AUSTIN, Texas (Nexstar) — As COVID-era SNAP benefit increases are set to expire after this month, more than 1 in 5 Texans are worried they or their families will not have enough to eat.

Polling from the nonprofit No Kid Hungry and Change Research shows that more than one in three adults reported at least one symptom of food insecurity in the past year, including 40% of parents.

The group is raising concerns as federal food assistance is set to decrease in March. During the COVID-19 pandemic, Congress increased the amount of money states could distribute to families under the Supplemental Nutrition Assistance Program, or SNAP. Those increases are set to expire next month.

The Central Texas Food Bank is preparing for their demand to spike as more Texans become food insecure. They already serve more than 270,000 people every month.

“Families were already struggling to make ends meet prior to this. And so with the potential to lose nearly 50% of their SNAP allotment, we know that that’s going to put an additional burden,” Central Texas Food Bank CEO Sari Vatske said. “Families are going to have to make difficult choices, which we already know they’re making between food and medicine, between housing and food.”

The decrease could amount to nearly half of some families’ current benefits. For a family of four, monthly allotments could drop from the maximum of $939 to the base of $500.

All SNAP recipients will lose at least $95 in additional benefits provided under the COVID emergency allotments.

“We still have families, especially those here in Southeast Austin, who struggle with food security,” Austin City Council member Vanessa Fuentes said at the opening of the Central Texas Food Bank’s food pantry on Thursday. “For many of our families, they are struggling to make ends meet and sometimes have that tough choice of choosing between putting food on the table and paying for health care.”

No Kid Hungry’s data shows Rural Texans are impacted especially hard by food insecurity. 44% of rural respondents reported one or more symptoms of food insecurity, the largest percentage of any group. Vatske said that is always the case, as many rural Texans are further from resources like food banks.

17 states have already ended the additional emergency assistance. This month, Texas Gov. Greg Abbott directed the Health and Human Services Commission to extend nearly $346 million in benefits for the final month allowed by the USDA.

“The State of Texas has been able to help millions of families across our great state access the food they need to stay healthy,” Gov. Abbott said in a press release early this month. “We’re proud to have provided billions of dollars in supplemental benefits so Texans could have healthy and nutritious food options to take care of their families and loved ones.”

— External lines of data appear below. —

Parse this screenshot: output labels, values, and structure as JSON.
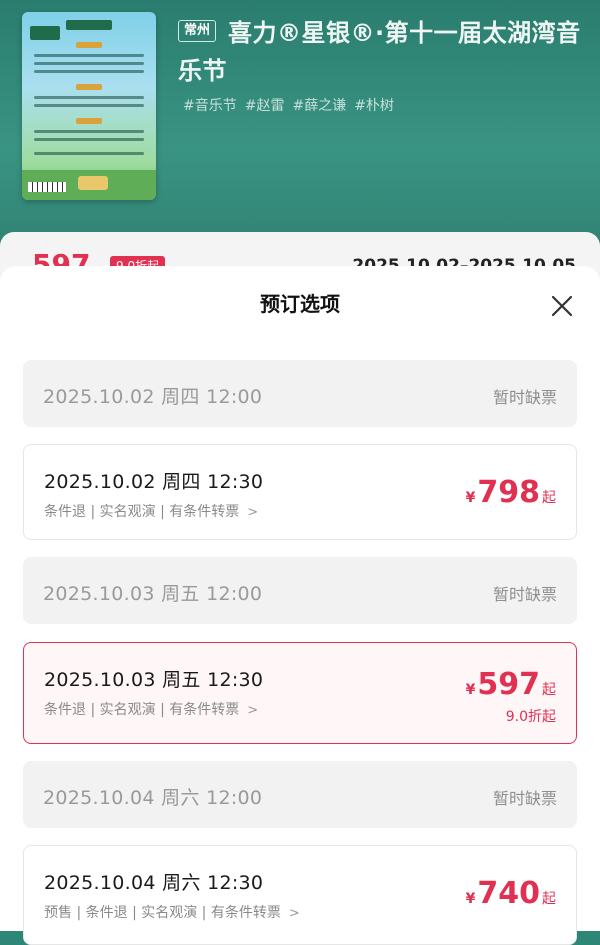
{
  "event": {
    "city": "常州",
    "title": "喜力®星银®·第十一届太湖湾音乐节",
    "hashtags": [
      "#音乐节",
      "#赵雷",
      "#薛之谦",
      "#朴树"
    ]
  },
  "peek": {
    "price": "597",
    "discount": "9.0折起",
    "date_range": "2025.10.02–2025.10.05"
  },
  "sheet": {
    "title": "预订选项",
    "options": [
      {
        "datetime": "2025.10.02 周四 12:00",
        "status": "暂时缺票"
      },
      {
        "datetime": "2025.10.02 周四 12:30",
        "rules": "条件退 | 实名观演 | 有条件转票",
        "currency": "¥",
        "price": "798",
        "suffix": "起"
      },
      {
        "datetime": "2025.10.03 周五 12:00",
        "status": "暂时缺票"
      },
      {
        "datetime": "2025.10.03 周五 12:30",
        "rules": "条件退 | 实名观演 | 有条件转票",
        "currency": "¥",
        "price": "597",
        "suffix": "起",
        "discount": "9.0折起",
        "selected": true
      },
      {
        "datetime": "2025.10.04 周六 12:00",
        "status": "暂时缺票"
      },
      {
        "datetime": "2025.10.04 周六 12:30",
        "rules": "预售 | 条件退 | 实名观演 | 有条件转票",
        "currency": "¥",
        "price": "740",
        "suffix": "起"
      }
    ]
  },
  "colors": {
    "accent": "#e03152",
    "hero": "#2e8676"
  },
  "icons": {
    "close": "close-icon",
    "chevron": "chevron-right-icon"
  }
}
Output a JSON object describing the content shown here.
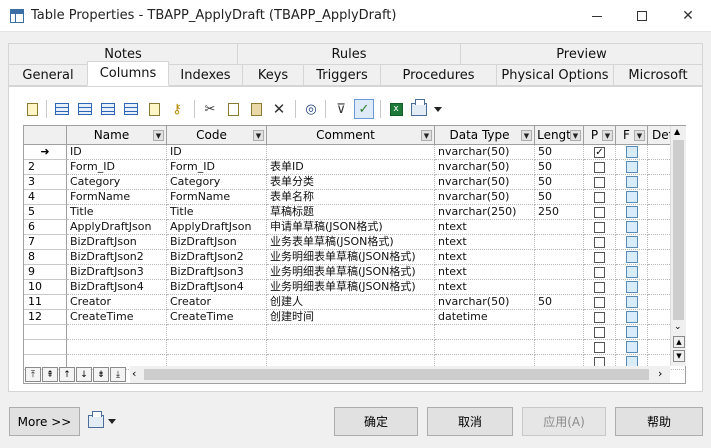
{
  "window": {
    "title": "Table Properties - TBAPP_ApplyDraft (TBAPP_ApplyDraft)"
  },
  "tabs_row1": [
    "Notes",
    "Rules",
    "Preview"
  ],
  "tabs_row2": [
    "General",
    "Columns",
    "Indexes",
    "Keys",
    "Triggers",
    "Procedures",
    "Physical Options",
    "Microsoft"
  ],
  "active_tab": "Columns",
  "grid": {
    "headers": [
      "Name",
      "Code",
      "Comment",
      "Data Type",
      "Lengt",
      "P",
      "F",
      "Def"
    ],
    "rows": [
      {
        "num": "",
        "marker": "➜",
        "name": "ID",
        "code": "ID",
        "comment": "",
        "type": "nvarchar(50)",
        "length": "50",
        "p": true
      },
      {
        "num": "2",
        "marker": "",
        "name": "Form_ID",
        "code": "Form_ID",
        "comment": "表单ID",
        "type": "nvarchar(50)",
        "length": "50",
        "p": false
      },
      {
        "num": "3",
        "marker": "",
        "name": "Category",
        "code": "Category",
        "comment": "表单分类",
        "type": "nvarchar(50)",
        "length": "50",
        "p": false
      },
      {
        "num": "4",
        "marker": "",
        "name": "FormName",
        "code": "FormName",
        "comment": "表单名称",
        "type": "nvarchar(50)",
        "length": "50",
        "p": false
      },
      {
        "num": "5",
        "marker": "",
        "name": "Title",
        "code": "Title",
        "comment": "草稿标题",
        "type": "nvarchar(250)",
        "length": "250",
        "p": false
      },
      {
        "num": "6",
        "marker": "",
        "name": "ApplyDraftJson",
        "code": "ApplyDraftJson",
        "comment": "申请单草稿(JSON格式)",
        "type": "ntext",
        "length": "",
        "p": false
      },
      {
        "num": "7",
        "marker": "",
        "name": "BizDraftJson",
        "code": "BizDraftJson",
        "comment": "业务表单草稿(JSON格式)",
        "type": "ntext",
        "length": "",
        "p": false
      },
      {
        "num": "8",
        "marker": "",
        "name": "BizDraftJson2",
        "code": "BizDraftJson2",
        "comment": "业务明细表单草稿(JSON格式)",
        "type": "ntext",
        "length": "",
        "p": false
      },
      {
        "num": "9",
        "marker": "",
        "name": "BizDraftJson3",
        "code": "BizDraftJson3",
        "comment": "业务明细表单草稿(JSON格式)",
        "type": "ntext",
        "length": "",
        "p": false
      },
      {
        "num": "10",
        "marker": "",
        "name": "BizDraftJson4",
        "code": "BizDraftJson4",
        "comment": "业务明细表单草稿(JSON格式)",
        "type": "ntext",
        "length": "",
        "p": false
      },
      {
        "num": "11",
        "marker": "",
        "name": "Creator",
        "code": "Creator",
        "comment": "创建人",
        "type": "nvarchar(50)",
        "length": "50",
        "p": false
      },
      {
        "num": "12",
        "marker": "",
        "name": "CreateTime",
        "code": "CreateTime",
        "comment": "创建时间",
        "type": "datetime",
        "length": "",
        "p": false
      }
    ],
    "empty_rows": 3
  },
  "buttons": {
    "more": "More >>",
    "ok": "确定",
    "cancel": "取消",
    "apply": "应用(A)",
    "help": "帮助"
  },
  "colors": {
    "accent": "#2f66b3",
    "foreign_box": "#d8ecfa"
  }
}
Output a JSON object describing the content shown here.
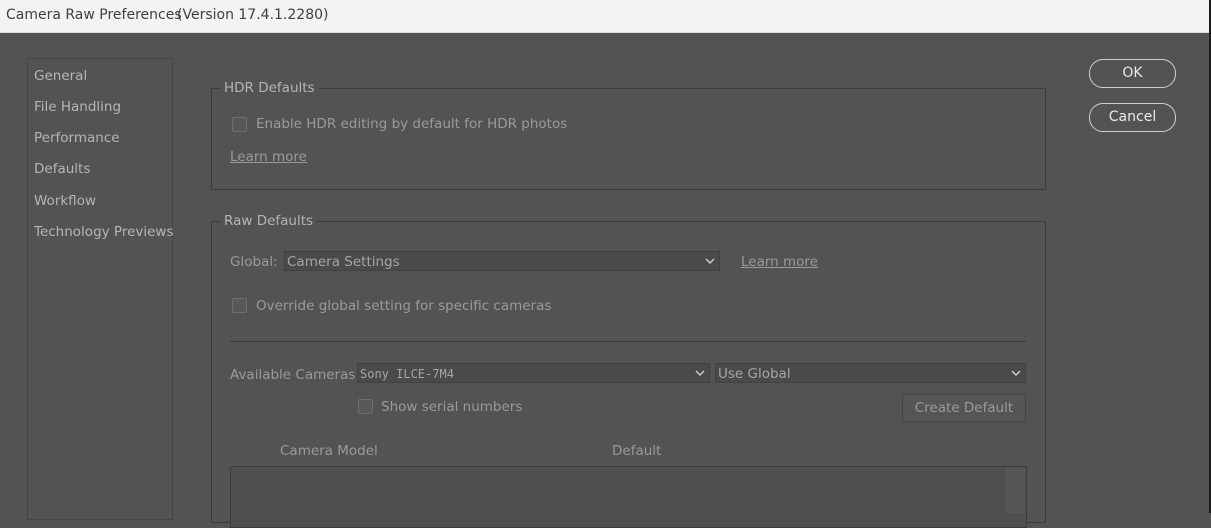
{
  "window": {
    "title": "Camera Raw Preferences",
    "version": "(Version 17.4.1.2280)"
  },
  "sidebar": {
    "items": [
      {
        "label": "General"
      },
      {
        "label": "File Handling"
      },
      {
        "label": "Performance"
      },
      {
        "label": "Defaults"
      },
      {
        "label": "Workflow"
      },
      {
        "label": "Technology Previews"
      }
    ]
  },
  "hdr": {
    "title": "HDR Defaults",
    "enable_label": "Enable HDR editing by default for HDR photos",
    "enable_checked": false,
    "learn_more": "Learn more"
  },
  "raw": {
    "title": "Raw Defaults",
    "global_label": "Global:",
    "global_value": "Camera Settings",
    "learn_more": "Learn more",
    "override_label": "Override global setting for specific cameras",
    "override_checked": false,
    "available_label": "Available Cameras:",
    "camera_value": "Sony ILCE-7M4",
    "use_value": "Use Global",
    "serial_label": "Show serial numbers",
    "serial_checked": false,
    "create_default": "Create Default",
    "columns": [
      "Camera Model",
      "Default"
    ]
  },
  "buttons": {
    "ok": "OK",
    "cancel": "Cancel"
  },
  "icons": {
    "dropdown": "chevron-down-icon"
  }
}
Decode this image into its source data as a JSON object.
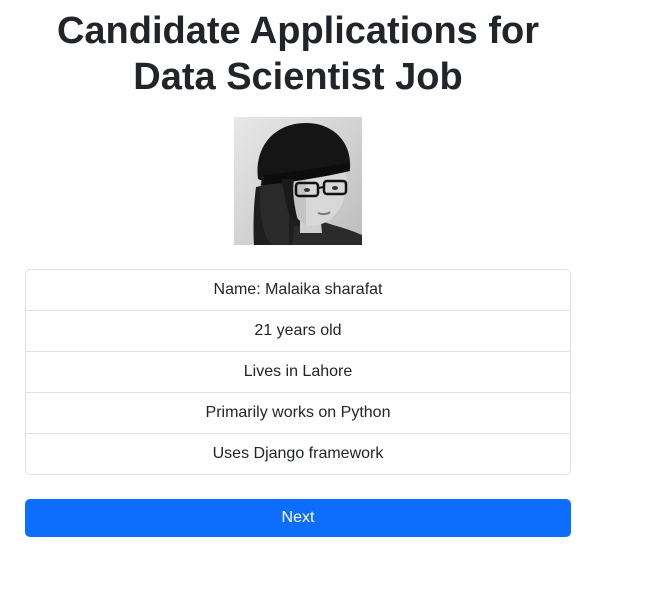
{
  "page": {
    "title": "Candidate Applications for\nData Scientist Job"
  },
  "candidate": {
    "photo_icon": "candidate-photo",
    "details": [
      "Name: Malaika sharafat",
      "21 years old",
      "Lives in Lahore",
      "Primarily works on Python",
      "Uses Django framework"
    ]
  },
  "actions": {
    "next_label": "Next"
  },
  "colors": {
    "primary": "#0d6efd",
    "text": "#212529",
    "border": "#dee2e6"
  }
}
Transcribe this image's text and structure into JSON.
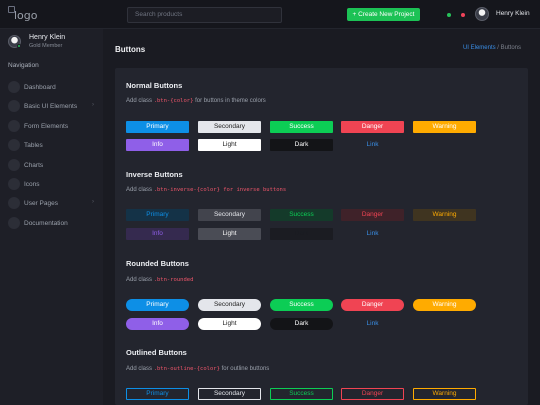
{
  "topbar": {
    "logo_alt": "logo",
    "search_placeholder": "Search products",
    "create_label": "+ Create New Project",
    "user_name": "Henry Klein"
  },
  "sidebar": {
    "user_name": "Henry Klein",
    "user_role": "Gold Member",
    "section": "Navigation",
    "items": [
      {
        "label": "Dashboard",
        "chevron": ""
      },
      {
        "label": "Basic UI Elements",
        "chevron": "›"
      },
      {
        "label": "Form Elements",
        "chevron": ""
      },
      {
        "label": "Tables",
        "chevron": ""
      },
      {
        "label": "Charts",
        "chevron": ""
      },
      {
        "label": "Icons",
        "chevron": ""
      },
      {
        "label": "User Pages",
        "chevron": "›"
      },
      {
        "label": "Documentation",
        "chevron": ""
      }
    ]
  },
  "header": {
    "title": "Buttons",
    "crumb_link": "UI Elements",
    "crumb_sep": "/",
    "crumb_current": "Buttons"
  },
  "sections": {
    "normal": {
      "title": "Normal Buttons",
      "pre": "Add class ",
      "code": ".btn-{color}",
      "post": " for buttons in theme colors"
    },
    "inverse": {
      "title": "Inverse Buttons",
      "pre": "Add class ",
      "code": ".btn-inverse-{color} for inverse buttons",
      "post": ""
    },
    "rounded": {
      "title": "Rounded Buttons",
      "pre": "Add class ",
      "code": ".btn-rounded",
      "post": ""
    },
    "outlined": {
      "title": "Outlined Buttons",
      "pre": "Add class ",
      "code": ".btn-outline-{color}",
      "post": " for outline buttons"
    }
  },
  "buttons": {
    "primary": "Primary",
    "secondary": "Secondary",
    "success": "Success",
    "danger": "Danger",
    "warning": "Warning",
    "info": "Info",
    "light": "Light",
    "dark": "Dark",
    "link": "Link"
  },
  "colors": {
    "primary": "#0d8fe6",
    "secondary": "#e4e6eb",
    "success": "#0ccd55",
    "danger": "#f04453",
    "warning": "#ffab00",
    "info": "#8f5fe8",
    "light": "#ffffff",
    "dark": "#131417",
    "link": "#3a8ee6"
  }
}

His office says these benefits will help 1.6 million Texas households. Over 2.2 million households received SNAP emergency supplements in just the last two months.

The Central Texas Food Bank directs people in need to their website. They provide a list of agencies in their 21-county service area. People in need of the food pantry will need to make an appointment on the website, as well.

Health and Human Services directs Texans in need to contact the Texas Information and Referral Network (TIRN) at 211. TIRN can connect you with food pantries, housing, senior services, childcare, and cash for basic needs.

Texans can also find help at the Texas Community Partner Program and find your local food bank at Feeding Texas.

“The food bank will do everything we can to try and increase our inbound supply of food and to make sure that we can provide every Central Texan with food,” Vatske said. “But the food bank cannot do this alone. We’re really going to need the support of the community to step up.”